Michael Carrick left Wallsend as a teenager, but the North East never left him.
And Carrick – who joined Jose Mourinho’s coaching staff at Manchester United after retiring as a player last month – was back on Tyneside this week.
The 36-year-old had a kickabout with some schoolchildren in North Shields to launch Carrick’s Kicks, a Michael Carrick Foundation project set up in partnership with the Newcastle United Foundation.
Carrick, once on the books of his beloved Newcastle United, left home to join West Ham United as a teenager to pursue a professional career which would eventually see him win five Premier League titles and just about every other club trophy during his time as a player at Old Trafford.
The midfielder, relaxed and approachable, was back in black and white at The Parks. Wearing a Foundation hoodie, Carrick said: “I’ve got the black and white on now!
“I was at Newcastle as a kid. I was a Newcastle fan growing up. It’s just how the career path went. Being at Man United, and being lucky enough to be there ... all my focus was on that and trying to be the best I could and be successful.
“It’s just a shame it (playing for Newcastle) never happened at some stage.
“My mum and dad, my brother, my wife and all her family are still here. I get up here as much as I can. My kids love coming here. It’s just part of my life, a big part of my life. Even though I left when I was 15 or 16, it’s never left me.”
Carrick, like Alan Shearer, was one that got away at a young age.
The former England international – whose Foundation has committed to funding sessions for young people in North Shields and Byker – is determined to give something back to the region, having been shaped as a player, and a person, by his time at Wallsend Boys Club.
“For me, it was a massive part of my childhood,” said Carrick. “I was fortunate enough to have that on my doorstep. It was a place to grow and develop. It was safe and enjoyable. I learnt so many different things, responsibilities and discipline.
“It wasn’t just about the football, it was about growing as a person. I’ve always been conscious of how lucky I was, and I wanted to give something back in some way. This is why we’re here.
“Coming from Wallsend, I was always going to do something in Newcastle. It was just about putting things in place and doing it right.”
Carrick’s testimonial at Old Trafford a year ago raised £1.5million for the Foundation.
“It’s a good feeling to be able to give something back,” he said. “It’s about the kids, it’s not about me. It’s about them having fun and developing as human beings.”
Carrick, one of the most gifted English midfielders of the Premier League era, will now develop as a coach alongside Mourinho, having felt the time was right to hang up his boots.
“I’m excited,” he said. “I’m looking forward as much as looking back. It feels the right time. I made my mind up a few months ago, and I’ve never questioned the decision.
“I’ve got a great opportunity to coach.

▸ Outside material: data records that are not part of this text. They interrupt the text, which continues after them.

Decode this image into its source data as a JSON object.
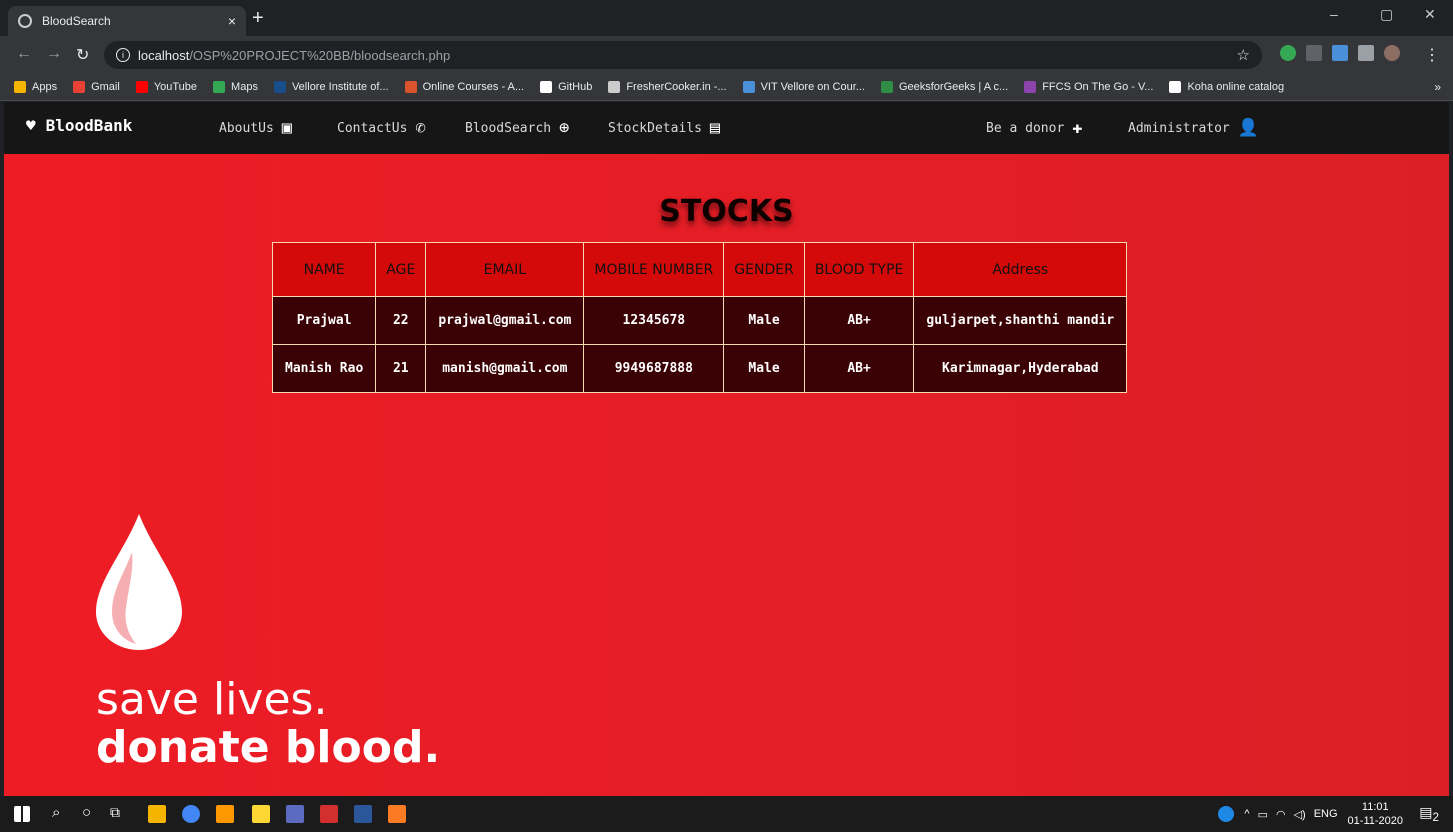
{
  "browser": {
    "tab_title": "BloodSearch",
    "tab_close": "×",
    "new_tab": "+",
    "url_host": "localhost",
    "url_path": "/OSP%20PROJECT%20BB/bloodsearch.php",
    "window_controls": [
      "–",
      "▢",
      "✕"
    ],
    "nav_icons": [
      "back-icon",
      "forward-icon",
      "reload-icon"
    ],
    "bookmarks": [
      {
        "label": "Apps",
        "color": "#f4b400"
      },
      {
        "label": "Gmail",
        "color": "#ea4335"
      },
      {
        "label": "YouTube",
        "color": "#ff0000"
      },
      {
        "label": "Maps",
        "color": "#34a853"
      },
      {
        "label": "Vellore Institute of...",
        "color": "#1a4e8a"
      },
      {
        "label": "Online Courses - A...",
        "color": "#d9532c"
      },
      {
        "label": "GitHub",
        "color": "#ffffff"
      },
      {
        "label": "FresherCooker.in -...",
        "color": "#cccccc"
      },
      {
        "label": "VIT Vellore on Cour...",
        "color": "#4a90d9"
      },
      {
        "label": "GeeksforGeeks | A c...",
        "color": "#2f8d46"
      },
      {
        "label": "FFCS On The Go - V...",
        "color": "#8e44ad"
      },
      {
        "label": "Koha online catalog",
        "color": "#ffffff"
      }
    ],
    "bookmarks_more": "»"
  },
  "site": {
    "brand": "BloodBank",
    "nav": {
      "about": "AboutUs",
      "contact": "ContactUs",
      "search": "BloodSearch",
      "stock": "StockDetails",
      "donor": "Be a donor",
      "admin": "Administrator"
    },
    "heading": "STOCKS",
    "table": {
      "headers": [
        "NAME",
        "AGE",
        "EMAIL",
        "MOBILE NUMBER",
        "GENDER",
        "BLOOD TYPE",
        "Address"
      ],
      "rows": [
        [
          "Prajwal",
          "22",
          "prajwal@gmail.com",
          "12345678",
          "Male",
          "AB+",
          "guljarpet,shanthi mandir"
        ],
        [
          "Manish Rao",
          "21",
          "manish@gmail.com",
          "9949687888",
          "Male",
          "AB+",
          "Karimnagar,Hyderabad"
        ]
      ]
    },
    "slogan": {
      "line1": "save lives.",
      "line2": "donate blood."
    },
    "colors": {
      "accent_red": "#ee1c25",
      "header_red": "#d40a0a",
      "row_dark": "#3a0205"
    }
  },
  "taskbar": {
    "language": "ENG",
    "time": "11:01",
    "date": "01-11-2020",
    "notification_count": "2"
  }
}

I’m looking forward to what’s ahead in that side of things, but also staying busy with the Foundation.
“I’m quite comfortable (with the decision to retire). It was a natural end. Both physically and mentally, it had run its course.
“Physically, you get to a point where it gets frustrating, because, even though you can get by, you can’t quite do what maybe you used to be able to do.
“It’s just life, isn’t it? Everyone comes across that in every walk of life. I’ve got no problem with that. I gave everything I could to have a good career and be as successful as I could, and that part of it came to an end.
“Hopefully, there’s a career in football (ahead of me) and many years left.”
Carrick is also determined to make a success of the Foundation and its work in Newcastle and Manchester.
“It’s something we want to create for a number of years and be fair to the kids,” he said. “We don’t want to start something and walk away. It’s something I’m quite hands-on with. It’s in my nature. If I want to do something, I want to do it properly.”
Carrick still follows Newcastle.
“As a kid, I was a massive fan,” he said. “Being in football, you change a little bit. It’s a profession at the end of the day.
“I still look for Newcastle, but when we were playing against them it didn’t influence how I approached the game. At the same time, I’ve always got a soft spot for them.”
Did he ever come close to joining his boyhood club?
“Not really,” said Carrick. “There was a time when I was leaving West Ham (in 2004) where it was kind of half and half, but it was never really on the cards, which is the way it goes. I wouldn’t change it.”